Univ.-Prof. Dr. Markus Werning
The following papers have just come out:
- Reuter, K., Werning, M., Kuchinke, L, & Cosentino, E. (accepted). Reading Words Hurts: The impact of pain sensitivity on people’s ratings of pain-related words. Language and Cognition.
- Spychalska, M., Kontinen, J., & Werning, M. (2016). Investigating Scalar Implicatures in a Truth-value Judgment Task: Evidence from Event-related Brain Potentials. Language, Cognition and Neuroscience 31(6), 817–840. DOI 10.1080/23273798.2016.1161806
- Cheng, S., Werning, M., & Suddendorf, T. (2016). Dissociating Memory Traces and Scenario Construction in Mental Time Travel. Neuroscience & Biobehavioral Reviews 60, 82-89. DOI 10.1016/j.neubiorev.2015.11.011
- Cheng, S., & Werning, M. (2016). What is Episodic Memory if it is a Natural Kind? Synthese 193, 1345–1385. DOI 10.1007/s11229-014-0628-6
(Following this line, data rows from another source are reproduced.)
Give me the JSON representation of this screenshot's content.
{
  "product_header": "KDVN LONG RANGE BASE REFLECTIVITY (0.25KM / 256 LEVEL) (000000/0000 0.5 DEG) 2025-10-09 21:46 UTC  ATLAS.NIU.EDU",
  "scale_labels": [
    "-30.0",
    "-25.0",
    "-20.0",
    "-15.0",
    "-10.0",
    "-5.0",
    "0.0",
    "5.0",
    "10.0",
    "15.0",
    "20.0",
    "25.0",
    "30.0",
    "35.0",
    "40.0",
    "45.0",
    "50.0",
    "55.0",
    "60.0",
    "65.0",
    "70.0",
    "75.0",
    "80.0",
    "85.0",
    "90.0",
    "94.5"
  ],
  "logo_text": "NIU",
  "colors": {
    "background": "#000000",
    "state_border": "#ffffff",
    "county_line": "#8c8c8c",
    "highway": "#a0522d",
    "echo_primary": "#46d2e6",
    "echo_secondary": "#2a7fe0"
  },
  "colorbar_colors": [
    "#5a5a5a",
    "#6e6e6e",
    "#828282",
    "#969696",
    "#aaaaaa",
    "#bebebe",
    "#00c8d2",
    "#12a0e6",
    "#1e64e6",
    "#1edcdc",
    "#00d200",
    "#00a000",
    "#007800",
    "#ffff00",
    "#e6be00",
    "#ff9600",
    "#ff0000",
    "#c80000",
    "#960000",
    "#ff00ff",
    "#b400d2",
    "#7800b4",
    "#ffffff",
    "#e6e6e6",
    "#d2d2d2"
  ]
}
My agenda as a philosopher is deeply rooted in a naturalistic understanding of philosophy. The overarching goal of my research is to approach questions in the philosophy of language and mind and related areas (epistemology, descriptive metaphysics, etc.) (i) with exact theoretical methods – e.g. logic, formal semantics, and probability theory –, (ii) with advanced empirical methods such as EEG and fMRI and (iii) by computational modelling. I thus view those areas of philosophy in continuity with the cognitive sciences where, in philosophy, emphasis is put on theoretical rigor as well as meta- and cross-disciplinary aspects. My naturalistic attitude towards philosophy arises from a general skepticism with regard to apriori reasoning such as conceptual analysis, intuition and introspection as a privileged source of knowledge.